Research Article

Unemployment and mortality: comparison of the 1971 and 1981 longitudinal study census samples.

Br Med J (Clin Res Ed) 1987; 294 doi: https://doi.org/10.1136/bmj.294.6564.86 (Published 10 January 1987) Cite this as: Br Med J (Clin Res Ed) 1987;294:86
  1. K A Moser,
  2. P O Goldblatt,
  3. A J Fox,
  4. D R Jones

    Abstract
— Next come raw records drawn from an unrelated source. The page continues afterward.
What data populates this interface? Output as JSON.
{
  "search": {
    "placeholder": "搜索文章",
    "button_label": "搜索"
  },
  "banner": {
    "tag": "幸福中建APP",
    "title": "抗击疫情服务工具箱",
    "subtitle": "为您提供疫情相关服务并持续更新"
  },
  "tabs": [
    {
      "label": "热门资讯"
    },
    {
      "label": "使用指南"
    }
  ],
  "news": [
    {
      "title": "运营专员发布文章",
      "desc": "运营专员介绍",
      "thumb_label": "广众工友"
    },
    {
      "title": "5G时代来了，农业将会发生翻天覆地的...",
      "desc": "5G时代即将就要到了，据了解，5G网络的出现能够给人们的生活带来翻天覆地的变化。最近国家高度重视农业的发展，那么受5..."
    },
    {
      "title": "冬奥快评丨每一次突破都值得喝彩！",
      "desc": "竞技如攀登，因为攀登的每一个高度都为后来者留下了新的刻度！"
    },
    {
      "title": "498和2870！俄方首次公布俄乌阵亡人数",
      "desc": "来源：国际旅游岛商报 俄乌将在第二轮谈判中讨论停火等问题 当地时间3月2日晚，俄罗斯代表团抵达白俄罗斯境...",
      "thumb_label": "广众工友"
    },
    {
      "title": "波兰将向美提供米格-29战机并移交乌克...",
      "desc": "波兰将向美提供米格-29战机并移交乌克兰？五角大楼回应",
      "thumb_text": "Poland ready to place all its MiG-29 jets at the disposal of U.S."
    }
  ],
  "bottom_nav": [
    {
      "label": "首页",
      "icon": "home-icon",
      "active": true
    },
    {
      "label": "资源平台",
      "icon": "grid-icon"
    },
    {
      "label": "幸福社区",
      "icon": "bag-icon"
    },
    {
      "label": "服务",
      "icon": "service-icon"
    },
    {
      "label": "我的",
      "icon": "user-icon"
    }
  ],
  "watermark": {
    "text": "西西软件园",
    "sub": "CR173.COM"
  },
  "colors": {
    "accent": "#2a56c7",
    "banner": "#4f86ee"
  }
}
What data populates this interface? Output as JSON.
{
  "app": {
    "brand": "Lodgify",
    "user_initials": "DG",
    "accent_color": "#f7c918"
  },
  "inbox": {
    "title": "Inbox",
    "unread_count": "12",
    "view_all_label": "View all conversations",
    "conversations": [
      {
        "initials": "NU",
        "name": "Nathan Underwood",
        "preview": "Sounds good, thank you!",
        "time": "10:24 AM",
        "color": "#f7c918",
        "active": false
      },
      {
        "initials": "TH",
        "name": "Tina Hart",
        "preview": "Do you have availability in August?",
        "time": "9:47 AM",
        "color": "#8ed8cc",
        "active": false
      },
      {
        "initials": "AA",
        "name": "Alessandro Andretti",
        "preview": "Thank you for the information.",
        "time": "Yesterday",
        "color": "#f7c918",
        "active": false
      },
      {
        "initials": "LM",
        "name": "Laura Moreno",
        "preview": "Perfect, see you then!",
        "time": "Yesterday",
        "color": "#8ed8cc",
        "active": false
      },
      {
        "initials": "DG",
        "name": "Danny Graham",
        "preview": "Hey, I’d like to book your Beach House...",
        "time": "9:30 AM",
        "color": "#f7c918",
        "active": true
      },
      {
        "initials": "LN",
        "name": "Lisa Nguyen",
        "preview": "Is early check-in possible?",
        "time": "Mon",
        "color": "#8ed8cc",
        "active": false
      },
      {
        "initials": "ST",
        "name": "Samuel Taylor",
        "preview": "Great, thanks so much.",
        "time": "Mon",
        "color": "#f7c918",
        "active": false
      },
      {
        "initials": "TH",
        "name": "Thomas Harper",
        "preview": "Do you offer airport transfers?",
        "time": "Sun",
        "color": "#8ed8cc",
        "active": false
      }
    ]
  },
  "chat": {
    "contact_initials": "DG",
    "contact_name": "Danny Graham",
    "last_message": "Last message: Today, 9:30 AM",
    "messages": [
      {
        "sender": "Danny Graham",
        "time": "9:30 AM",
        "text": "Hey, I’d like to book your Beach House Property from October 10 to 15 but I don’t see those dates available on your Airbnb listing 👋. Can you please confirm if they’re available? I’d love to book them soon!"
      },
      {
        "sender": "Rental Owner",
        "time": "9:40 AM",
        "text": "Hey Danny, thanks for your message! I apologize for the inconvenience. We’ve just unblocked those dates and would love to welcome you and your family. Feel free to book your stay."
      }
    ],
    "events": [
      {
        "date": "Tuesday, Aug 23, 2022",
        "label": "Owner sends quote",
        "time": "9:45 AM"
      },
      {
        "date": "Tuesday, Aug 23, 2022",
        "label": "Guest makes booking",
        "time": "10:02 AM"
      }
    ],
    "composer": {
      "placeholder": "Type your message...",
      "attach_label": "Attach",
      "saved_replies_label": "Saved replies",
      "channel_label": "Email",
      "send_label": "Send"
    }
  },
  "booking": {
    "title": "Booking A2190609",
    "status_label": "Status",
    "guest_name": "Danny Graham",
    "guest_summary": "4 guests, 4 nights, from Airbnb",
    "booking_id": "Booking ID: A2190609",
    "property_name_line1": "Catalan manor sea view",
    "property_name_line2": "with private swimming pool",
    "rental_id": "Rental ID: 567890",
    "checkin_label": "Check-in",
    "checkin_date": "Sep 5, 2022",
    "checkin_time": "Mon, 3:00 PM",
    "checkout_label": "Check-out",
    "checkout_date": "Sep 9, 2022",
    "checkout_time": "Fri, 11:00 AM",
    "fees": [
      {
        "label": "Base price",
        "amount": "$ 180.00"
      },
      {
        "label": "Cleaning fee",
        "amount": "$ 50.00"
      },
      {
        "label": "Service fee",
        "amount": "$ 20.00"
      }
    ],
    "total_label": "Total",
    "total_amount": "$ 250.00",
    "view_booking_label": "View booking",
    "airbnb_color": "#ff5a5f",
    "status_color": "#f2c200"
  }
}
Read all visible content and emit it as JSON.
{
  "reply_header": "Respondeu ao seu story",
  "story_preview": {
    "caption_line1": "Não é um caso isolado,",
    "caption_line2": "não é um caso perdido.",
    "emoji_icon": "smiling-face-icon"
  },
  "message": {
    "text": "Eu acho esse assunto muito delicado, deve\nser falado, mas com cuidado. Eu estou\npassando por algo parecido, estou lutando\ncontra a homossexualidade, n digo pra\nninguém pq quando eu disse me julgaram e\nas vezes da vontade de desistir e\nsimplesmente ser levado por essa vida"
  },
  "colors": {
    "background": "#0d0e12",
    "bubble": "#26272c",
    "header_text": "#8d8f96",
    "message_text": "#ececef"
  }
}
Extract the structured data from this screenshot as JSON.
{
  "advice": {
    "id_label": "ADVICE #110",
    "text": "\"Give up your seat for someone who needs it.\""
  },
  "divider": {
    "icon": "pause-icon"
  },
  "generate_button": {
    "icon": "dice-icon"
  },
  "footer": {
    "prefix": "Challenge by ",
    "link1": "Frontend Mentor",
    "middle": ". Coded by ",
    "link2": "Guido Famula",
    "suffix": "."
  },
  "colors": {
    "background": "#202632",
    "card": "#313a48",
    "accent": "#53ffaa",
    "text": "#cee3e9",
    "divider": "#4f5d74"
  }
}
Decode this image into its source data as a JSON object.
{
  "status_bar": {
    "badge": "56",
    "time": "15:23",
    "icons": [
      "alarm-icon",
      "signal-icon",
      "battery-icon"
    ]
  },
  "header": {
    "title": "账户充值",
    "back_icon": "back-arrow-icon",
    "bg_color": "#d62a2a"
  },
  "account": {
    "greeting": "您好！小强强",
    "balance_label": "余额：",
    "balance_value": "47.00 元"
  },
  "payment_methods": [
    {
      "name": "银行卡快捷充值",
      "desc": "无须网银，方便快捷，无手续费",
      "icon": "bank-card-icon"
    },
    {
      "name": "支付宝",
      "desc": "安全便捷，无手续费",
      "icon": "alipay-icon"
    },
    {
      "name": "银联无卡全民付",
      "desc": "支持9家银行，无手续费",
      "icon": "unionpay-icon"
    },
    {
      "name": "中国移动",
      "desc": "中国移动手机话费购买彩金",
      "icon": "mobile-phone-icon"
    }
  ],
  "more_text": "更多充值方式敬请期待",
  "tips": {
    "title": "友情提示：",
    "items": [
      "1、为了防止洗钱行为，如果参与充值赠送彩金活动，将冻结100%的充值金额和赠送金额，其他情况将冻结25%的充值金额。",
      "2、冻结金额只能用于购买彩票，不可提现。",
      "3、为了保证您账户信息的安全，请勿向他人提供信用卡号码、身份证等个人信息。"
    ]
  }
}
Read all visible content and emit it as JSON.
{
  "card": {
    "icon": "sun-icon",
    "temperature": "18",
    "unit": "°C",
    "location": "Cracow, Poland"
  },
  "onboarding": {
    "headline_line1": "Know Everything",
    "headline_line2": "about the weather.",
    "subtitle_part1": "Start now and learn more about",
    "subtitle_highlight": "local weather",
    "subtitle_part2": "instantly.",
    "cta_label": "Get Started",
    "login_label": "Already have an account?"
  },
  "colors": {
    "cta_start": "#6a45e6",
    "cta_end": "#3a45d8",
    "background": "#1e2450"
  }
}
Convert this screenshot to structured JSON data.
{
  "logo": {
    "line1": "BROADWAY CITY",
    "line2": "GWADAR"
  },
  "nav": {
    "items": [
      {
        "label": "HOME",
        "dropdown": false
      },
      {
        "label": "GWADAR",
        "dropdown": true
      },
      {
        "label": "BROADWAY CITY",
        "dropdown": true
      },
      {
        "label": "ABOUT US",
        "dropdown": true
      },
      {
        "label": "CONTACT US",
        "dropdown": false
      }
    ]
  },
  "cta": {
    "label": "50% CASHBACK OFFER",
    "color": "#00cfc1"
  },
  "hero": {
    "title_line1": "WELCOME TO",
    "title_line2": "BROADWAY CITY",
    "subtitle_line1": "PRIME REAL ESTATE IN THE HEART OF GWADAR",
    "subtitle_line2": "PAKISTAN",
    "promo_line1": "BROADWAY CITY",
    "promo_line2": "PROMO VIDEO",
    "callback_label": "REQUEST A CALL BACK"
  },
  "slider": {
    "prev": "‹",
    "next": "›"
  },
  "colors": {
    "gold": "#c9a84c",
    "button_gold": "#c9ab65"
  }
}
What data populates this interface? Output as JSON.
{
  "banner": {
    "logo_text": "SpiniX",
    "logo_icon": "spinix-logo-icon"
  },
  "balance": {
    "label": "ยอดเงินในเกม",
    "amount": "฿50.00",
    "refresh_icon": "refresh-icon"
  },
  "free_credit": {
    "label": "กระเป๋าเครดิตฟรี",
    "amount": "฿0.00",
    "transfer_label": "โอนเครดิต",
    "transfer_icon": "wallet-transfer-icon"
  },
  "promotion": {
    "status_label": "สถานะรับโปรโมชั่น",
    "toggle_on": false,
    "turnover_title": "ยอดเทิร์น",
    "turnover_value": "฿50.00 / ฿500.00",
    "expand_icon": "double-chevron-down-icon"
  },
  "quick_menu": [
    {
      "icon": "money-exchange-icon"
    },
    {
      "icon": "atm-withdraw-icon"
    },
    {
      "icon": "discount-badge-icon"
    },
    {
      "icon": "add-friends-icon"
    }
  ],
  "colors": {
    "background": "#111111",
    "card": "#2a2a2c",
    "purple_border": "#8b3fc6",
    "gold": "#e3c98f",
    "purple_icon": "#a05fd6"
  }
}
    Mortality in the period 1981-3 among men in the Office of Population Censuses and Surveys longitudinal study who were seeking work in 1981 was examined to investigate whether the finding of a high mortality rate among a comparable group of men who were followed up from the 1971 Census was repeated despite appreciable changes in the size and structure of the labour force over the intervening years. The pattern of mortality shortly after both censuses suggests that sick unemployed men were not categorised as seeking work, and it is concluded that for both samples the mortality of those who were reported to be seeking work was raised for reasons other than initial poor health. Other findings from the two censuses are also broadly similar. If confirmed after longer follow up this will add considerably to the evidence of the adverse health consequences of unemployment.